Will it actually reduce the existing unfunded liability Kentucky must pay down over time —the main pension challenge the state faces? While legislators now say they will protect past cost of living adjustments for those already retired, will the bill also avoid breaking promises to current employees? Will it raise costs in the near term through dramatic read more

Level Dollar Approach Shifts Enormous Burden to Upcoming Budget

By Jason Bailey
October 5, 2017

The proposed level dollar approach to funding Kentucky’s pension liabilities would shift a large burden to our upcoming state budget and ask comparatively little from budgets a couple of decades from now. Especially without any new revenue, the method creates pressure for harsh and unacceptable benefit cuts to retirees and workers along with unnecessarily damaging budget cuts that will further undermine key services.

This proposal to pay down all plans’ liabilities under a level dollar method comes from state consultant PFM. Under the approach, payments would be about the same read more

Federal Tax Cut Framework Is Designed for Millionaires

By Anna Baumann
October 4, 2017

Under the tax framework released last week by the Trump administration and Congressional leaders, the wealthiest 1 percent of Kentuckians would get 49.5 percent of the total tax cut received by people in the state, according to a new report by the Institute on Taxation and Economic Policy (ITEP). Though the proposed framework has been hailed as a tax break for the middle class, the report finds it would redistribute massive amounts of wealth upward, while raising taxes for some and worsening income inequality nationwide.

The plan’s cuts are extremely read more

5 Things Kentuckians Need to Know About Federal Budgets Being Voted on This Week

By Ashley Spalding
October 3, 2017

This week both the U.S. House and Senate are expected to vote on budget proposals that would have a devastating impact on Kentuckians. The full House will be voting on its budget resolution, which passed committee in July. The Senate will be “marking up” its recently released budget as well, a process of considering the plan in committee with the opportunity to make changes before the committee votes. In both budgets, critical investments in our state are at risk — and with Kentucky more heavily reliant on federal spending than read more

Kentucky Will Face Transition Costs If It Switches to 401ks

By Jason Bailey
October 3, 2017

Proponents are claiming Kentucky will face no transition costs from shutting down its defined benefit (DB) pension plans and moving employees into 401k-type defined contribution (DC) plans. That assertion ignores why there are transition costs from closing a plan.

DB plans are pre-funded, as the governor’s staff recently noted in an email to the General Assembly that cited an article from the Reason Foundation. Being pre-funded means DB plans are not designed for new workers to directly pay for the benefits of retired workers. Looking at that fact alone, one read more

Medicaid Works for Kentucky

By Dustin Pugel
October 3, 2017

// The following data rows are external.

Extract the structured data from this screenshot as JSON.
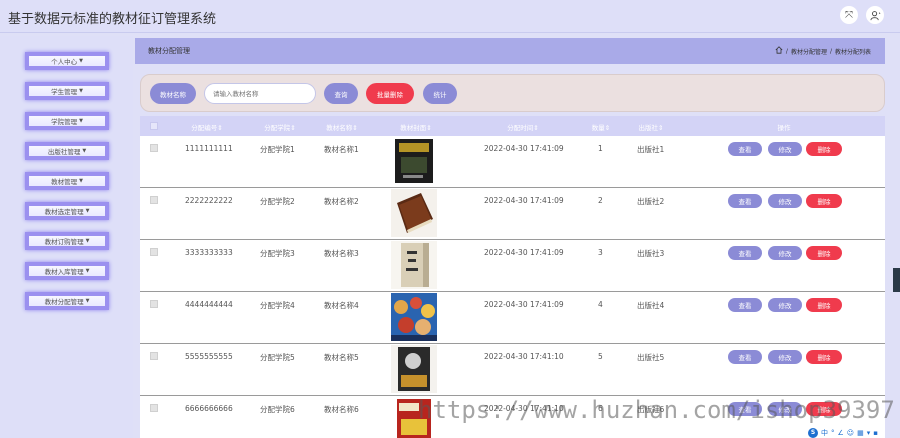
{
  "app": {
    "title": "基于数据元标准的教材征订管理系统"
  },
  "sidebar": {
    "items": [
      {
        "label": "个人中心"
      },
      {
        "label": "学生管理"
      },
      {
        "label": "学院管理"
      },
      {
        "label": "出版社管理"
      },
      {
        "label": "教材管理"
      },
      {
        "label": "教材选定管理"
      },
      {
        "label": "教材订购管理"
      },
      {
        "label": "教材入库管理"
      },
      {
        "label": "教材分配管理"
      }
    ]
  },
  "breadcrumb": {
    "title": "教材分配管理",
    "path_1": "教材分配管理",
    "path_2": "教材分配列表",
    "separator": "/"
  },
  "search": {
    "label": "教材名称",
    "placeholder": "请输入教材名称",
    "query_button": "查询",
    "batch_delete_button": "批量删除",
    "stats_button": "统计"
  },
  "table": {
    "headers": [
      "分配编号",
      "分配学院",
      "教材名称",
      "教材封面",
      "分配时间",
      "数量",
      "出版社",
      "操作"
    ],
    "header_suffix": "⇕",
    "rows": [
      {
        "id": "1111111111",
        "college": "分配学院1",
        "name": "教材名称1",
        "time": "2022-04-30 17:41:09",
        "qty": "1",
        "publisher": "出版社1"
      },
      {
        "id": "2222222222",
        "college": "分配学院2",
        "name": "教材名称2",
        "time": "2022-04-30 17:41:09",
        "qty": "2",
        "publisher": "出版社2"
      },
      {
        "id": "3333333333",
        "college": "分配学院3",
        "name": "教材名称3",
        "time": "2022-04-30 17:41:09",
        "qty": "3",
        "publisher": "出版社3"
      },
      {
        "id": "4444444444",
        "college": "分配学院4",
        "name": "教材名称4",
        "time": "2022-04-30 17:41:09",
        "qty": "4",
        "publisher": "出版社4"
      },
      {
        "id": "5555555555",
        "college": "分配学院5",
        "name": "教材名称5",
        "time": "2022-04-30 17:41:10",
        "qty": "5",
        "publisher": "出版社5"
      },
      {
        "id": "6666666666",
        "college": "分配学院6",
        "name": "教材名称6",
        "time": "2022-04-30 17:41:10",
        "qty": "6",
        "publisher": "出版社6"
      }
    ],
    "actions": {
      "view": "查看",
      "edit": "修改",
      "delete": "删除"
    }
  },
  "watermark": "https://www.huzhan.com/ishop39397",
  "colors": {
    "accent": "#8b8bd6",
    "danger": "#f03b4d",
    "sidebar_border": "#9b90ef",
    "header_bg": "#a9aae8"
  },
  "icons": {
    "fullscreen": "fullscreen-icon",
    "user": "user-icon",
    "home": "home-icon"
  }
}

Medicaid provides health care coverage to over 1.4 million Kentuckians. For over 50 years it has helped pregnant women, children, people with disabilities and seniors and in the past 3 years it has allowed all low-income Kentuckians under 138 percent of poverty to get care when they need it. This critical health program has been at risk in 2017 for severe cuts under healthcare repeal efforts in Congress, and will face continued threats for more cuts through the federal budget process and the changes to Kentucky’s Medicaid program proposed to read more